_Supplied records:_

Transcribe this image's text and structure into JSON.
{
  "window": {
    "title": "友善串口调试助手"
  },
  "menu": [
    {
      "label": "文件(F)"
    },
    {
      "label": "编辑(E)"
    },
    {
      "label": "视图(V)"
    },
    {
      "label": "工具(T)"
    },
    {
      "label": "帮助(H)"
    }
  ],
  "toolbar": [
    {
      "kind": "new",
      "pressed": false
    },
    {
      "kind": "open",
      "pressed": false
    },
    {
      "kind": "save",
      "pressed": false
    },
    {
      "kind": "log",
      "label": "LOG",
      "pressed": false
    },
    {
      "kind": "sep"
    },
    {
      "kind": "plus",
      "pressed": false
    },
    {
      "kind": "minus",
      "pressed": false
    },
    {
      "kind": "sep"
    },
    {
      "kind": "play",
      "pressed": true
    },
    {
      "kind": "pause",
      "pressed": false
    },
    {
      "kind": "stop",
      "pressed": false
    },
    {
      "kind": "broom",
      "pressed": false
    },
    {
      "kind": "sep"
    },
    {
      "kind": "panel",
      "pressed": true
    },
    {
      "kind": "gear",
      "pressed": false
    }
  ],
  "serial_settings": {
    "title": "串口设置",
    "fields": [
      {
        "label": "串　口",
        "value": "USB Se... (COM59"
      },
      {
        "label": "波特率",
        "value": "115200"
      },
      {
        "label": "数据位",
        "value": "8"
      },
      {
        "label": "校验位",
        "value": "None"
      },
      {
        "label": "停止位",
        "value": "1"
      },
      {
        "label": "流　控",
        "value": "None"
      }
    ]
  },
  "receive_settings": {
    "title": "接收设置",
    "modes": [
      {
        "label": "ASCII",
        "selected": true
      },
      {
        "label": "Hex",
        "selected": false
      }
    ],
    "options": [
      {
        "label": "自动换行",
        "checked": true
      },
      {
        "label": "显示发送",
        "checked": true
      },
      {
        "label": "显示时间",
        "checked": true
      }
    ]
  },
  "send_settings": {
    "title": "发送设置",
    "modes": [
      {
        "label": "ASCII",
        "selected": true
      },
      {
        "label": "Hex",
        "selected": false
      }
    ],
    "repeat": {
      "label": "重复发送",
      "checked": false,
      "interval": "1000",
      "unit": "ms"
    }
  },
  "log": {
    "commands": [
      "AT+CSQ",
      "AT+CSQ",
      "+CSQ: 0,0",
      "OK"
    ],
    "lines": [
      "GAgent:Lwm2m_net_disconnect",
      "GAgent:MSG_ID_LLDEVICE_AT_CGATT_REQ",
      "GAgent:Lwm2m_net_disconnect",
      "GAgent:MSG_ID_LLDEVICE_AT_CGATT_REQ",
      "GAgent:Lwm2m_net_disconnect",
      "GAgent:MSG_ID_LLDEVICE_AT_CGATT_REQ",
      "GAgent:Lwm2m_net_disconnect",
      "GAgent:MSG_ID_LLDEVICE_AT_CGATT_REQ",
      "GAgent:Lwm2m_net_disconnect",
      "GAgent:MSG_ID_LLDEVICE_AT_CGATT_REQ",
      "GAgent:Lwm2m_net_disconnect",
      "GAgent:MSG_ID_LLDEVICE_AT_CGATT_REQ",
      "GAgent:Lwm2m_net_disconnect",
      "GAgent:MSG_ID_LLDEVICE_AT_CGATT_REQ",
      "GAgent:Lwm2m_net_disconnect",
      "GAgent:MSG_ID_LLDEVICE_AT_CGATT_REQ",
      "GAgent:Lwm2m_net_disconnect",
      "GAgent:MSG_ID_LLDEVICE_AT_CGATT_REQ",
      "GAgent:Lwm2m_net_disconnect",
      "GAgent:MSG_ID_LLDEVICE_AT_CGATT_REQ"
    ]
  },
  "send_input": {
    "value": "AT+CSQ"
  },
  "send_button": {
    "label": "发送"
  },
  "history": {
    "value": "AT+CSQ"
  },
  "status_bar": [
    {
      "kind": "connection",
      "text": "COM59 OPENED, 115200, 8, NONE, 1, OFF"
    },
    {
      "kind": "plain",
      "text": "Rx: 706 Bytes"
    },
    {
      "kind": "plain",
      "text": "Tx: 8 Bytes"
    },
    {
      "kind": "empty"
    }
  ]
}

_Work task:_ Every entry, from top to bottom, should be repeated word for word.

_Task result:_
Transcribe this image's text and structure into JSON.
{
  "window": {
    "title": "友善串口调试助手"
  },
  "menu": [
    {
      "label": "文件(F)"
    },
    {
      "label": "编辑(E)"
    },
    {
      "label": "视图(V)"
    },
    {
      "label": "工具(T)"
    },
    {
      "label": "帮助(H)"
    }
  ],
  "toolbar": [
    {
      "kind": "new",
      "pressed": false
    },
    {
      "kind": "open",
      "pressed": false
    },
    {
      "kind": "save",
      "pressed": false
    },
    {
      "kind": "log",
      "label": "LOG",
      "pressed": false
    },
    {
      "kind": "sep"
    },
    {
      "kind": "plus",
      "pressed": false
    },
    {
      "kind": "minus",
      "pressed": false
    },
    {
      "kind": "sep"
    },
    {
      "kind": "play",
      "pressed": true
    },
    {
      "kind": "pause",
      "pressed": false
    },
    {
      "kind": "stop",
      "pressed": false
    },
    {
      "kind": "broom",
      "pressed": false
    },
    {
      "kind": "sep"
    },
    {
      "kind": "panel",
      "pressed": true
    },
    {
      "kind": "gear",
      "pressed": false
    }
  ],
  "serial_settings": {
    "title": "串口设置",
    "fields": [
      {
        "label": "串　口",
        "value": "USB Se... (COM59"
      },
      {
        "label": "波特率",
        "value": "115200"
      },
      {
        "label": "数据位",
        "value": "8"
      },
      {
        "label": "校验位",
        "value": "None"
      },
      {
        "label": "停止位",
        "value": "1"
      },
      {
        "label": "流　控",
        "value": "None"
      }
    ]
  },
  "receive_settings": {
    "title": "接收设置",
    "modes": [
      {
        "label": "ASCII",
        "selected": true
      },
      {
        "label": "Hex",
        "selected": false
      }
    ],
    "options": [
      {
        "label": "自动换行",
        "checked": true
      },
      {
        "label": "显示发送",
        "checked": true
      },
      {
        "label": "显示时间",
        "checked": true
      }
    ]
  },
  "send_settings": {
    "title": "发送设置",
    "modes": [
      {
        "label": "ASCII",
        "selected": true
      },
      {
        "label": "Hex",
        "selected": false
      }
    ],
    "repeat": {
      "label": "重复发送",
      "checked": false,
      "interval": "1000",
      "unit": "ms"
    }
  },
  "log": {
    "commands": [
      "AT+CSQ",
      "AT+CSQ",
      "+CSQ: 0,0",
      "OK"
    ],
    "lines": [
      "GAgent:Lwm2m_net_disconnect",
      "GAgent:MSG_ID_LLDEVICE_AT_CGATT_REQ",
      "GAgent:Lwm2m_net_disconnect",
      "GAgent:MSG_ID_LLDEVICE_AT_CGATT_REQ",
      "GAgent:Lwm2m_net_disconnect",
      "GAgent:MSG_ID_LLDEVICE_AT_CGATT_REQ",
      "GAgent:Lwm2m_net_disconnect",
      "GAgent:MSG_ID_LLDEVICE_AT_CGATT_REQ",
      "GAgent:Lwm2m_net_disconnect",
      "GAgent:MSG_ID_LLDEVICE_AT_CGATT_REQ",
      "GAgent:Lwm2m_net_disconnect",
      "GAgent:MSG_ID_LLDEVICE_AT_CGATT_REQ",
      "GAgent:Lwm2m_net_disconnect",
      "GAgent:MSG_ID_LLDEVICE_AT_CGATT_REQ",
      "GAgent:Lwm2m_net_disconnect",
      "GAgent:MSG_ID_LLDEVICE_AT_CGATT_REQ",
      "GAgent:Lwm2m_net_disconnect",
      "GAgent:MSG_ID_LLDEVICE_AT_CGATT_REQ",
      "GAgent:Lwm2m_net_disconnect",
      "GAgent:MSG_ID_LLDEVICE_AT_CGATT_REQ"
    ]
  },
  "send_input": {
    "value": "AT+CSQ"
  },
  "send_button": {
    "label": "发送"
  },
  "history": {
    "value": "AT+CSQ"
  },
  "status_bar": [
    {
      "kind": "connection",
      "text": "COM59 OPENED, 115200, 8, NONE, 1, OFF"
    },
    {
      "kind": "plain",
      "text": "Rx: 706 Bytes"
    },
    {
      "kind": "plain",
      "text": "Tx: 8 Bytes"
    },
    {
      "kind": "empty"
    }
  ]
}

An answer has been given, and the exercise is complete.